PROBLEM REQUIREMENTS:
All of the data below should be copied exactly as it stands.

EXERCISE MATERIAL:
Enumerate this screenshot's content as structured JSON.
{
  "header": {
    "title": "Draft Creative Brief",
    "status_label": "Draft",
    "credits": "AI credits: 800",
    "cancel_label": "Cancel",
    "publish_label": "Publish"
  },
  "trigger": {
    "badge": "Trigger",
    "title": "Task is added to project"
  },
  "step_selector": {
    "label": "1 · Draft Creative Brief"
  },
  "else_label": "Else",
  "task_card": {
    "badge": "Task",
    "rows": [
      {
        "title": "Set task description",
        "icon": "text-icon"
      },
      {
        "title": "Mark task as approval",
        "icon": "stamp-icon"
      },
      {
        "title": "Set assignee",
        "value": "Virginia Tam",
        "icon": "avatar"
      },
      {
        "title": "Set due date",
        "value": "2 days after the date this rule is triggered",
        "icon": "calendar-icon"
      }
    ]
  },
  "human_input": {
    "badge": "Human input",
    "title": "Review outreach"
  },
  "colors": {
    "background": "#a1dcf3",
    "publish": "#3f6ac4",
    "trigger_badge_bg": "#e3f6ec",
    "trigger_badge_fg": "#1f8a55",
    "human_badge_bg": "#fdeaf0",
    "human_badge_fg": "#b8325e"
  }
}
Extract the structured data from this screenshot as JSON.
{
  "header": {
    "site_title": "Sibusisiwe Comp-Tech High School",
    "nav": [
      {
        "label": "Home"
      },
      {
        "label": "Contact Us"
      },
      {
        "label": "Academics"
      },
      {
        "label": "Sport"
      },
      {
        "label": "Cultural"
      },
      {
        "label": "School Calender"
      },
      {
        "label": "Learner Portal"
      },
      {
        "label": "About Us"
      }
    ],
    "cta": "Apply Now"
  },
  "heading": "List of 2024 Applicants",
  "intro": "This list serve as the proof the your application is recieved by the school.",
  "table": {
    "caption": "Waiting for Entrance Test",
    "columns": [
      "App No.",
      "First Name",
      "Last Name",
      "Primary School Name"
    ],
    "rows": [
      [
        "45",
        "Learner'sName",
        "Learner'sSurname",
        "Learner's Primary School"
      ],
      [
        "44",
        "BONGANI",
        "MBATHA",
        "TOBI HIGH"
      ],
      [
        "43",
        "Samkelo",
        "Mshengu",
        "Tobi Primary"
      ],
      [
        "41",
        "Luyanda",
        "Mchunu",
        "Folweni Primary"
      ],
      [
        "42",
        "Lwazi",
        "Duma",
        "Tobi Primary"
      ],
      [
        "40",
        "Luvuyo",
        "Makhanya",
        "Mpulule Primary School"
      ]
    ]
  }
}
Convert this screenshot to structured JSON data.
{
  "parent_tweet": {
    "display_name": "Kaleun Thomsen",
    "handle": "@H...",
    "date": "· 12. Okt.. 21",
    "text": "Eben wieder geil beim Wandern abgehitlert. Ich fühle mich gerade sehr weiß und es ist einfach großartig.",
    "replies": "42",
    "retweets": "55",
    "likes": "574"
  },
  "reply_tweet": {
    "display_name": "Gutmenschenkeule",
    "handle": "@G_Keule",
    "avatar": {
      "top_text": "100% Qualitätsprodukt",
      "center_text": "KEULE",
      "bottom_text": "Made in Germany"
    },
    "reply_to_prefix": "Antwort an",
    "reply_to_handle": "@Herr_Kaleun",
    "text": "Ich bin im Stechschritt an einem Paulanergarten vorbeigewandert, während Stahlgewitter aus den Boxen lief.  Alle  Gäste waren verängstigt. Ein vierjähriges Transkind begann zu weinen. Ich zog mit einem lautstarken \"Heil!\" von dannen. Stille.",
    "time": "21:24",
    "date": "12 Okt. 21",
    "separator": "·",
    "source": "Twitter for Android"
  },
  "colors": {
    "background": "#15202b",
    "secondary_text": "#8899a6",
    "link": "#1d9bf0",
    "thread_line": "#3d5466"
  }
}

TASK SOLUTION:
Enumerate this screenshot's content as structured JSON.
{
  "header": {
    "title": "Draft Creative Brief",
    "status_label": "Draft",
    "credits": "AI credits: 800",
    "cancel_label": "Cancel",
    "publish_label": "Publish"
  },
  "trigger": {
    "badge": "Trigger",
    "title": "Task is added to project"
  },
  "step_selector": {
    "label": "1 · Draft Creative Brief"
  },
  "else_label": "Else",
  "task_card": {
    "badge": "Task",
    "rows": [
      {
        "title": "Set task description",
        "icon": "text-icon"
      },
      {
        "title": "Mark task as approval",
        "icon": "stamp-icon"
      },
      {
        "title": "Set assignee",
        "value": "Virginia Tam",
        "icon": "avatar"
      },
      {
        "title": "Set due date",
        "value": "2 days after the date this rule is triggered",
        "icon": "calendar-icon"
      }
    ]
  },
  "human_input": {
    "badge": "Human input",
    "title": "Review outreach"
  },
  "colors": {
    "background": "#a1dcf3",
    "publish": "#3f6ac4",
    "trigger_badge_bg": "#e3f6ec",
    "trigger_badge_fg": "#1f8a55",
    "human_badge_bg": "#fdeaf0",
    "human_badge_fg": "#b8325e"
  }
}
Extract the structured data from this screenshot as JSON.
{
  "header": {
    "site_title": "Sibusisiwe Comp-Tech High School",
    "nav": [
      {
        "label": "Home"
      },
      {
        "label": "Contact Us"
      },
      {
        "label": "Academics"
      },
      {
        "label": "Sport"
      },
      {
        "label": "Cultural"
      },
      {
        "label": "School Calender"
      },
      {
        "label": "Learner Portal"
      },
      {
        "label": "About Us"
      }
    ],
    "cta": "Apply Now"
  },
  "heading": "List of 2024 Applicants",
  "intro": "This list serve as the proof the your application is recieved by the school.",
  "table": {
    "caption": "Waiting for Entrance Test",
    "columns": [
      "App No.",
      "First Name",
      "Last Name",
      "Primary School Name"
    ],
    "rows": [
      [
        "45",
        "Learner'sName",
        "Learner'sSurname",
        "Learner's Primary School"
      ],
      [
        "44",
        "BONGANI",
        "MBATHA",
        "TOBI HIGH"
      ],
      [
        "43",
        "Samkelo",
        "Mshengu",
        "Tobi Primary"
      ],
      [
        "41",
        "Luyanda",
        "Mchunu",
        "Folweni Primary"
      ],
      [
        "42",
        "Lwazi",
        "Duma",
        "Tobi Primary"
      ],
      [
        "40",
        "Luvuyo",
        "Makhanya",
        "Mpulule Primary School"
      ]
    ]
  }
}
Convert this screenshot to structured JSON data.
{
  "parent_tweet": {
    "display_name": "Kaleun Thomsen",
    "handle": "@H...",
    "date": "· 12. Okt.. 21",
    "text": "Eben wieder geil beim Wandern abgehitlert. Ich fühle mich gerade sehr weiß und es ist einfach großartig.",
    "replies": "42",
    "retweets": "55",
    "likes": "574"
  },
  "reply_tweet": {
    "display_name": "Gutmenschenkeule",
    "handle": "@G_Keule",
    "avatar": {
      "top_text": "100% Qualitätsprodukt",
      "center_text": "KEULE",
      "bottom_text": "Made in Germany"
    },
    "reply_to_prefix": "Antwort an",
    "reply_to_handle": "@Herr_Kaleun",
    "text": "Ich bin im Stechschritt an einem Paulanergarten vorbeigewandert, während Stahlgewitter aus den Boxen lief.  Alle  Gäste waren verängstigt. Ein vierjähriges Transkind begann zu weinen. Ich zog mit einem lautstarken \"Heil!\" von dannen. Stille.",
    "time": "21:24",
    "date": "12 Okt. 21",
    "separator": "·",
    "source": "Twitter for Android"
  },
  "colors": {
    "background": "#15202b",
    "secondary_text": "#8899a6",
    "link": "#1d9bf0",
    "thread_line": "#3d5466"
  }
}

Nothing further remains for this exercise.